## Instructions to follow
The response should consist of every record, reproduced exactly.

## Data extracts
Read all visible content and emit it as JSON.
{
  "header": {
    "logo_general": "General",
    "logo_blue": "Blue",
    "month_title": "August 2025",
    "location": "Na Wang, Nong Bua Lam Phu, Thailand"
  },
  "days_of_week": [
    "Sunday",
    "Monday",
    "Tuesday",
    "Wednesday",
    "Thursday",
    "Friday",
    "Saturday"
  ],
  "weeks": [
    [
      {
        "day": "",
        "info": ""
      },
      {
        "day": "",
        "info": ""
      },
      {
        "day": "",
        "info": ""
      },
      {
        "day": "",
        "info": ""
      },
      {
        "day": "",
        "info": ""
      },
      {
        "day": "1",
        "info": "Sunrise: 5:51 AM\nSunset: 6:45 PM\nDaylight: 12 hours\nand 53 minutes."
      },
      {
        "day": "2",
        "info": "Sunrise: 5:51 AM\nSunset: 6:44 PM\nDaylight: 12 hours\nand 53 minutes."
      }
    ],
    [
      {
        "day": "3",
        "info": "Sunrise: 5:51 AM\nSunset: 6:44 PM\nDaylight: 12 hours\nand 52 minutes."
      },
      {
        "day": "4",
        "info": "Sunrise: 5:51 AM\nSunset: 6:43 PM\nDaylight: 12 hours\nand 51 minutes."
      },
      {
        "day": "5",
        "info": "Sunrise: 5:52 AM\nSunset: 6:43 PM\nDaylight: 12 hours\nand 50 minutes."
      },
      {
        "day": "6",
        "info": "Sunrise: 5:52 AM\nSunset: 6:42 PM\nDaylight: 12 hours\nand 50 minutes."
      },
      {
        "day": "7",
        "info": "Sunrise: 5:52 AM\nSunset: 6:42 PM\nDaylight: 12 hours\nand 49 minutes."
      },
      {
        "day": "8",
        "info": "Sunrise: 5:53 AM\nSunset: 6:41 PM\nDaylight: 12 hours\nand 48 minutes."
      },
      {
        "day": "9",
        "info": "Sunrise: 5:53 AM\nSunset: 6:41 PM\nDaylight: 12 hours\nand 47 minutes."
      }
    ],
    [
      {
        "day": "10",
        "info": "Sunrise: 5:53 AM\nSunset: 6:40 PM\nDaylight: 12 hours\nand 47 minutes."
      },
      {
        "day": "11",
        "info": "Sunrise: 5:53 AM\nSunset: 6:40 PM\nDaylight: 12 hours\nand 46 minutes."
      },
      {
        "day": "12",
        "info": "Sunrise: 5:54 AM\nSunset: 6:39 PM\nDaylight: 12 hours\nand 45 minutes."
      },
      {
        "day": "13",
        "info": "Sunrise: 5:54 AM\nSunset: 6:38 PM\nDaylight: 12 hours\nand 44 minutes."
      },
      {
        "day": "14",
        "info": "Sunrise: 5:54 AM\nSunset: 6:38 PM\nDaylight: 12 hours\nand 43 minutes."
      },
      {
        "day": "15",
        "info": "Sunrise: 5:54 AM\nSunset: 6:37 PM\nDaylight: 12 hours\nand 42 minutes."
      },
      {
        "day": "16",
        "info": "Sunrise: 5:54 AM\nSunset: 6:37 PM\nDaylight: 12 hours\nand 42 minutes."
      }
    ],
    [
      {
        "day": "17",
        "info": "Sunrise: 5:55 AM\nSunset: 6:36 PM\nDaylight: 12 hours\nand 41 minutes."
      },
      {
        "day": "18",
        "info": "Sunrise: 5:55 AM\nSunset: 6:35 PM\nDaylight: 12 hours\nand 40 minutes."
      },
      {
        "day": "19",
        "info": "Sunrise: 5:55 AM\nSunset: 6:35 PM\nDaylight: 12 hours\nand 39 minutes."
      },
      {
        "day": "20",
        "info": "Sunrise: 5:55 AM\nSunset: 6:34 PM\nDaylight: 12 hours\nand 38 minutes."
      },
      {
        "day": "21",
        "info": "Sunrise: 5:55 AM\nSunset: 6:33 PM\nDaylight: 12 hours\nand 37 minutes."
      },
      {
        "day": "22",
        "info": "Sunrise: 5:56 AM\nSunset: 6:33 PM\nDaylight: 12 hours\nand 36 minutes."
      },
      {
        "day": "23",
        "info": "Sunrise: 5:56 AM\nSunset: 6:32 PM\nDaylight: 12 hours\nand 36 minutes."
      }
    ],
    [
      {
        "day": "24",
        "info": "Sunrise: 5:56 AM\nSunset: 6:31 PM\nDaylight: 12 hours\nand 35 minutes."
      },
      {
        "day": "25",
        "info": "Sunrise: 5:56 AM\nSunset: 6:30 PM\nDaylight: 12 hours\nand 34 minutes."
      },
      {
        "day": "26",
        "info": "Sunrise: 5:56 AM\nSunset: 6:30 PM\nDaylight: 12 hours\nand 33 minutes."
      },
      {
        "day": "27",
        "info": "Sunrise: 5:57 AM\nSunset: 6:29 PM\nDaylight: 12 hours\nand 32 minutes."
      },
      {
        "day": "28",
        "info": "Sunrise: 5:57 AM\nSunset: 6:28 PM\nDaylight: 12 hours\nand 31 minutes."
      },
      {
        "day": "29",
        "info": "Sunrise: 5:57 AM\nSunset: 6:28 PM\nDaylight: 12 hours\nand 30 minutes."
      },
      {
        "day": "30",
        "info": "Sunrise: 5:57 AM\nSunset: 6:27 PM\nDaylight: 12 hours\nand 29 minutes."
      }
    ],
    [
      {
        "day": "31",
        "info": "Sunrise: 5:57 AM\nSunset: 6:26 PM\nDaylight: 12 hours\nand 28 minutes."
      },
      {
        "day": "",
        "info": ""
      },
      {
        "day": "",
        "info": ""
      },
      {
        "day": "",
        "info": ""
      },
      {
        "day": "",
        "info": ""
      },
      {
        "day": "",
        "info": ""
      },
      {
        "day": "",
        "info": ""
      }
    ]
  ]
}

## The completed task
Read all visible content and emit it as JSON.
{
  "header": {
    "logo_general": "General",
    "logo_blue": "Blue",
    "month_title": "August 2025",
    "location": "Na Wang, Nong Bua Lam Phu, Thailand"
  },
  "days_of_week": [
    "Sunday",
    "Monday",
    "Tuesday",
    "Wednesday",
    "Thursday",
    "Friday",
    "Saturday"
  ],
  "weeks": [
    [
      {
        "day": "",
        "info": ""
      },
      {
        "day": "",
        "info": ""
      },
      {
        "day": "",
        "info": ""
      },
      {
        "day": "",
        "info": ""
      },
      {
        "day": "",
        "info": ""
      },
      {
        "day": "1",
        "info": "Sunrise: 5:51 AM\nSunset: 6:45 PM\nDaylight: 12 hours\nand 53 minutes."
      },
      {
        "day": "2",
        "info": "Sunrise: 5:51 AM\nSunset: 6:44 PM\nDaylight: 12 hours\nand 53 minutes."
      }
    ],
    [
      {
        "day": "3",
        "info": "Sunrise: 5:51 AM\nSunset: 6:44 PM\nDaylight: 12 hours\nand 52 minutes."
      },
      {
        "day": "4",
        "info": "Sunrise: 5:51 AM\nSunset: 6:43 PM\nDaylight: 12 hours\nand 51 minutes."
      },
      {
        "day": "5",
        "info": "Sunrise: 5:52 AM\nSunset: 6:43 PM\nDaylight: 12 hours\nand 50 minutes."
      },
      {
        "day": "6",
        "info": "Sunrise: 5:52 AM\nSunset: 6:42 PM\nDaylight: 12 hours\nand 50 minutes."
      },
      {
        "day": "7",
        "info": "Sunrise: 5:52 AM\nSunset: 6:42 PM\nDaylight: 12 hours\nand 49 minutes."
      },
      {
        "day": "8",
        "info": "Sunrise: 5:53 AM\nSunset: 6:41 PM\nDaylight: 12 hours\nand 48 minutes."
      },
      {
        "day": "9",
        "info": "Sunrise: 5:53 AM\nSunset: 6:41 PM\nDaylight: 12 hours\nand 47 minutes."
      }
    ],
    [
      {
        "day": "10",
        "info": "Sunrise: 5:53 AM\nSunset: 6:40 PM\nDaylight: 12 hours\nand 47 minutes."
      },
      {
        "day": "11",
        "info": "Sunrise: 5:53 AM\nSunset: 6:40 PM\nDaylight: 12 hours\nand 46 minutes."
      },
      {
        "day": "12",
        "info": "Sunrise: 5:54 AM\nSunset: 6:39 PM\nDaylight: 12 hours\nand 45 minutes."
      },
      {
        "day": "13",
        "info": "Sunrise: 5:54 AM\nSunset: 6:38 PM\nDaylight: 12 hours\nand 44 minutes."
      },
      {
        "day": "14",
        "info": "Sunrise: 5:54 AM\nSunset: 6:38 PM\nDaylight: 12 hours\nand 43 minutes."
      },
      {
        "day": "15",
        "info": "Sunrise: 5:54 AM\nSunset: 6:37 PM\nDaylight: 12 hours\nand 42 minutes."
      },
      {
        "day": "16",
        "info": "Sunrise: 5:54 AM\nSunset: 6:37 PM\nDaylight: 12 hours\nand 42 minutes."
      }
    ],
    [
      {
        "day": "17",
        "info": "Sunrise: 5:55 AM\nSunset: 6:36 PM\nDaylight: 12 hours\nand 41 minutes."
      },
      {
        "day": "18",
        "info": "Sunrise: 5:55 AM\nSunset: 6:35 PM\nDaylight: 12 hours\nand 40 minutes."
      },
      {
        "day": "19",
        "info": "Sunrise: 5:55 AM\nSunset: 6:35 PM\nDaylight: 12 hours\nand 39 minutes."
      },
      {
        "day": "20",
        "info": "Sunrise: 5:55 AM\nSunset: 6:34 PM\nDaylight: 12 hours\nand 38 minutes."
      },
      {
        "day": "21",
        "info": "Sunrise: 5:55 AM\nSunset: 6:33 PM\nDaylight: 12 hours\nand 37 minutes."
      },
      {
        "day": "22",
        "info": "Sunrise: 5:56 AM\nSunset: 6:33 PM\nDaylight: 12 hours\nand 36 minutes."
      },
      {
        "day": "23",
        "info": "Sunrise: 5:56 AM\nSunset: 6:32 PM\nDaylight: 12 hours\nand 36 minutes."
      }
    ],
    [
      {
        "day": "24",
        "info": "Sunrise: 5:56 AM\nSunset: 6:31 PM\nDaylight: 12 hours\nand 35 minutes."
      },
      {
        "day": "25",
        "info": "Sunrise: 5:56 AM\nSunset: 6:30 PM\nDaylight: 12 hours\nand 34 minutes."
      },
      {
        "day": "26",
        "info": "Sunrise: 5:56 AM\nSunset: 6:30 PM\nDaylight: 12 hours\nand 33 minutes."
      },
      {
        "day": "27",
        "info": "Sunrise: 5:57 AM\nSunset: 6:29 PM\nDaylight: 12 hours\nand 32 minutes."
      },
      {
        "day": "28",
        "info": "Sunrise: 5:57 AM\nSunset: 6:28 PM\nDaylight: 12 hours\nand 31 minutes."
      },
      {
        "day": "29",
        "info": "Sunrise: 5:57 AM\nSunset: 6:28 PM\nDaylight: 12 hours\nand 30 minutes."
      },
      {
        "day": "30",
        "info": "Sunrise: 5:57 AM\nSunset: 6:27 PM\nDaylight: 12 hours\nand 29 minutes."
      }
    ],
    [
      {
        "day": "31",
        "info": "Sunrise: 5:57 AM\nSunset: 6:26 PM\nDaylight: 12 hours\nand 28 minutes."
      },
      {
        "day": "",
        "info": ""
      },
      {
        "day": "",
        "info": ""
      },
      {
        "day": "",
        "info": ""
      },
      {
        "day": "",
        "info": ""
      },
      {
        "day": "",
        "info": ""
      },
      {
        "day": "",
        "info": ""
      }
    ]
  ]
}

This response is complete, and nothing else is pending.